Supreme Court struck down the clauses of Section 377 that criminalised consensual sex between adults. However, sexual activity with animals will remain criminal.

While this decision happened today, the Section 377 has been a subject of legal and parliamentary debate for several years now.

Here’s a timeline of the section:

1861: The section was introduced during the British rule of India and it criminalised sexual activities “against the order of nature”, including homosexual activities.

1994: A report was presented by an NGO, AIDS Bhedbhav Virodhi Andolan (ABVA), on the violence, extortion and abuse faced by gay people, especially by the police. The NGO also filed a writ petition demanding the section to be declared as unconstitutional.

2001: An NGO called Naz foundation filed a public interest litigation (PIL) challenging the constitutionality of the section and called for legalisation of homosexuality.

2004: The Delhi High Court dismissed the case.

2006: A coalition of NGOs called Voices against 377 joined hands in appealing the case in the Supreme Court.

2009: In a landmark decision, the Delhi High Court decided to strike down the section, terming it unconstitutional and saying it violates fundamental rights.

2013: The apex court overturned Delhi High Court’s judgement, stating “does not suffer from the vice of unconstitutionality and the declaration made by the division bench of the high court is legally unsustainable.”

2015: Shashi Tharoor tried to introduce a private member’s bill against the Section 377 in the parliament. This was voted against by the members of the Lok Sabha.

2016: The final hearing of the Naz foundation’s petition took place where a three member bench of the SC said that all the pleas will be reviewed by a 5 member constitutional bench.

2017: SC stated that right to privacy is a fundamental right, and said “Sexual orientation is an essential attribute of privacy. Discrimination against an individual on the basis of sexual orientation is deeply offensive to the dignity and self-worth of the individual.”

January 2018: SC bench headed by CJI Deepak Mishra said the 2013 ruling had to be reconsidered, giving hope for those fighting against the section 377.

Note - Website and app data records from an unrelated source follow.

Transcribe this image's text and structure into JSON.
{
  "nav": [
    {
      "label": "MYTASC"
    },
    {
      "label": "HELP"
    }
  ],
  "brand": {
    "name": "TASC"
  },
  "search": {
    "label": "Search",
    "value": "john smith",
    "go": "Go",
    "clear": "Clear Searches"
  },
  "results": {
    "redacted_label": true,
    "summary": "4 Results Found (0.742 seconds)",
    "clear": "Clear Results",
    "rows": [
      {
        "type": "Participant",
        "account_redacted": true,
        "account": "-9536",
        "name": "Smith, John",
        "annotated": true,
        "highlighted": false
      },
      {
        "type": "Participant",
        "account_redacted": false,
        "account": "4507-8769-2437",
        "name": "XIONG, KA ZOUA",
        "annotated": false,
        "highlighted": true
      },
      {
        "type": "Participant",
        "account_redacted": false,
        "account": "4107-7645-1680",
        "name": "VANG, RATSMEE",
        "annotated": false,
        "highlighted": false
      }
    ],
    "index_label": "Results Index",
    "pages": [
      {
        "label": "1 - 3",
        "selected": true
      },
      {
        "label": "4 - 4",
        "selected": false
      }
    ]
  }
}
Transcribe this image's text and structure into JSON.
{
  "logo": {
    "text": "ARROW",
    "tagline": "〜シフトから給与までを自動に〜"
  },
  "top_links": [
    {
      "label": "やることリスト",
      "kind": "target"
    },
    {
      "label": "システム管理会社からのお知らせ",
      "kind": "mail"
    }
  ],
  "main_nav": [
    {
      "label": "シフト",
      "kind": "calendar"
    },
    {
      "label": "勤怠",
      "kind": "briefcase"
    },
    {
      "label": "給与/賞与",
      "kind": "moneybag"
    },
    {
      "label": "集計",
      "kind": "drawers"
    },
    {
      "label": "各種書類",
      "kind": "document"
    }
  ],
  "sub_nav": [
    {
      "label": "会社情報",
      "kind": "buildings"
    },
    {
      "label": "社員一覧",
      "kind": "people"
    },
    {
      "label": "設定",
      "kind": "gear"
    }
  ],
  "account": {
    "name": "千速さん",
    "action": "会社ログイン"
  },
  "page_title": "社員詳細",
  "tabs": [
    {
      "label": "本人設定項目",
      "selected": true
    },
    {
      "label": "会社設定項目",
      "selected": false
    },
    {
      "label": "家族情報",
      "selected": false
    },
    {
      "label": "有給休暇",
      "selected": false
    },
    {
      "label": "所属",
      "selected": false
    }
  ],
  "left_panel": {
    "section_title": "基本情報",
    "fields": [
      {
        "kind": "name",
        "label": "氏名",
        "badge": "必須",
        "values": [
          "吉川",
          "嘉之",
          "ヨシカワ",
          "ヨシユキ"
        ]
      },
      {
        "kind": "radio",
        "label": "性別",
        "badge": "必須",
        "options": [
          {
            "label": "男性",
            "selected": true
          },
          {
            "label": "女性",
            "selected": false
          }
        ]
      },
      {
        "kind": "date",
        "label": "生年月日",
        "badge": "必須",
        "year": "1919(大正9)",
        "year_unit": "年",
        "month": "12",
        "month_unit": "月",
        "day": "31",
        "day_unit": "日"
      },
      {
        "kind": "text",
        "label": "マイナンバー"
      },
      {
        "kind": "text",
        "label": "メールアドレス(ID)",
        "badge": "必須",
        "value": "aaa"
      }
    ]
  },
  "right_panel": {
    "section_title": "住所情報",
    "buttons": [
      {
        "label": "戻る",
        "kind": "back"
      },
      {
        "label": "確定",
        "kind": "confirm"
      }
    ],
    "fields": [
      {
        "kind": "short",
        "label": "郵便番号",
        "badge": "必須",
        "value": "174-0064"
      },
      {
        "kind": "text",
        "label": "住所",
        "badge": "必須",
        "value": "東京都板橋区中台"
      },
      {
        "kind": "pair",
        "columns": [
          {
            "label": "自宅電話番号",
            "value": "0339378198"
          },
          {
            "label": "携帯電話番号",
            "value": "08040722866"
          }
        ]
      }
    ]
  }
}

July 2018: The SC said it is up to the bench to take a call on the 150 year old section.

September 6 2018: The apex court decriminalised homosexuality.